Working data -
################

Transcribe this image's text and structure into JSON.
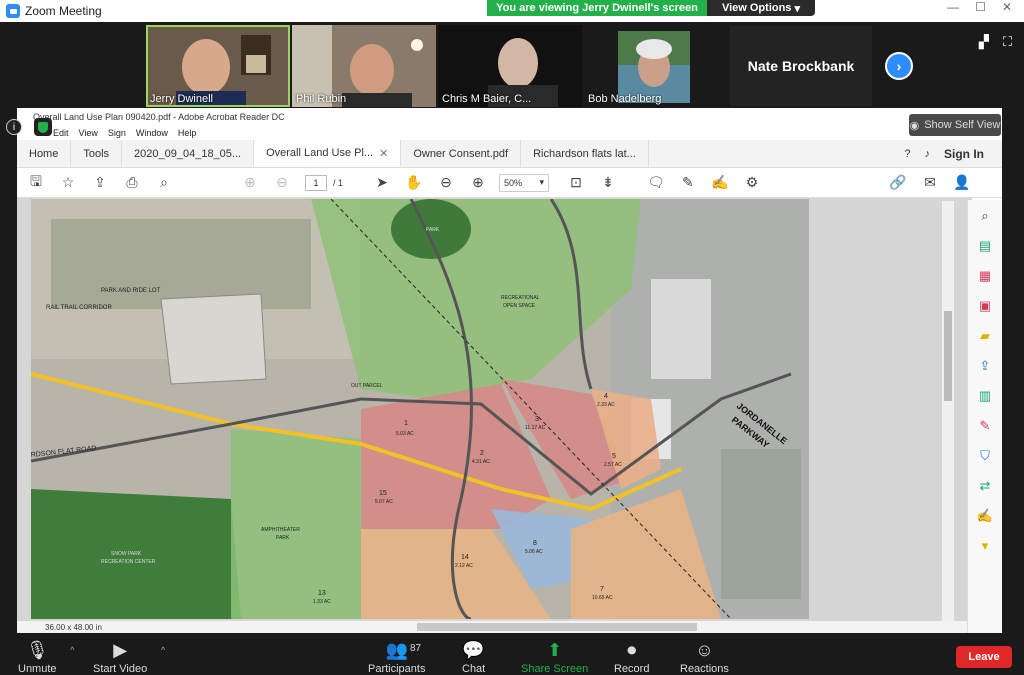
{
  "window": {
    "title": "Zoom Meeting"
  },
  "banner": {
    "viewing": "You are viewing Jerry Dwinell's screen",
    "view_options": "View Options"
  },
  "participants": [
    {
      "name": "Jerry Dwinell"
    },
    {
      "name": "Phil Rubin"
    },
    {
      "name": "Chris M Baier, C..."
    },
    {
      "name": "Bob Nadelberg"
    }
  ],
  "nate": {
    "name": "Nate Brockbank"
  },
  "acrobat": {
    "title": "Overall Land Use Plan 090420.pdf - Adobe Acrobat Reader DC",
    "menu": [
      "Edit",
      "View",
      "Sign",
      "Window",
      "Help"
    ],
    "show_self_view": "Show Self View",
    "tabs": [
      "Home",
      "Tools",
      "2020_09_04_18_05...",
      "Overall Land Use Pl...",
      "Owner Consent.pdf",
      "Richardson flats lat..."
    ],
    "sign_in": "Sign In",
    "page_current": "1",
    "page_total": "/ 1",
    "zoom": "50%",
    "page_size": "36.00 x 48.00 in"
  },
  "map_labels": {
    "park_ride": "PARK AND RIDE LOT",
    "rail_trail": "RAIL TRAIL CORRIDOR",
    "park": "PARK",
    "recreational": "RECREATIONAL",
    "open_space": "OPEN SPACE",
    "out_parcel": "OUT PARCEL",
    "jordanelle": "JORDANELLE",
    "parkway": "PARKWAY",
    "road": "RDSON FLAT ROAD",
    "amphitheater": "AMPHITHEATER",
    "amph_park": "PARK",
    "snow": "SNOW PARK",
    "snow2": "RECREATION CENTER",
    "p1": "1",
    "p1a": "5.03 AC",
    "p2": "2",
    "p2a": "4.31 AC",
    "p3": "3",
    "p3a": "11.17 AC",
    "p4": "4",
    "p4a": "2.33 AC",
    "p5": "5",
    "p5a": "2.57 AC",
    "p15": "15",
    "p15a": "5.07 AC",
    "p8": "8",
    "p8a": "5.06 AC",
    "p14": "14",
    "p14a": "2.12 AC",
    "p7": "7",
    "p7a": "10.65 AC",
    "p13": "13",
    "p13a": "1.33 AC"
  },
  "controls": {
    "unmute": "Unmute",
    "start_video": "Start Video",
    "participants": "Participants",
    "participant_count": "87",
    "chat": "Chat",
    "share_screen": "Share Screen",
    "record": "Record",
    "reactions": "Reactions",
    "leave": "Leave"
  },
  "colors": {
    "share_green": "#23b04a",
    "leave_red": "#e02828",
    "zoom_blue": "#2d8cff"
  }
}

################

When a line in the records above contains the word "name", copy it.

      "name": "Jerry Dwinell"
      "name": "Phil Rubin"
      "name": "Chris M Baier, C..."
      "name": "Bob Nadelberg"
    "name": "Nate Brockbank"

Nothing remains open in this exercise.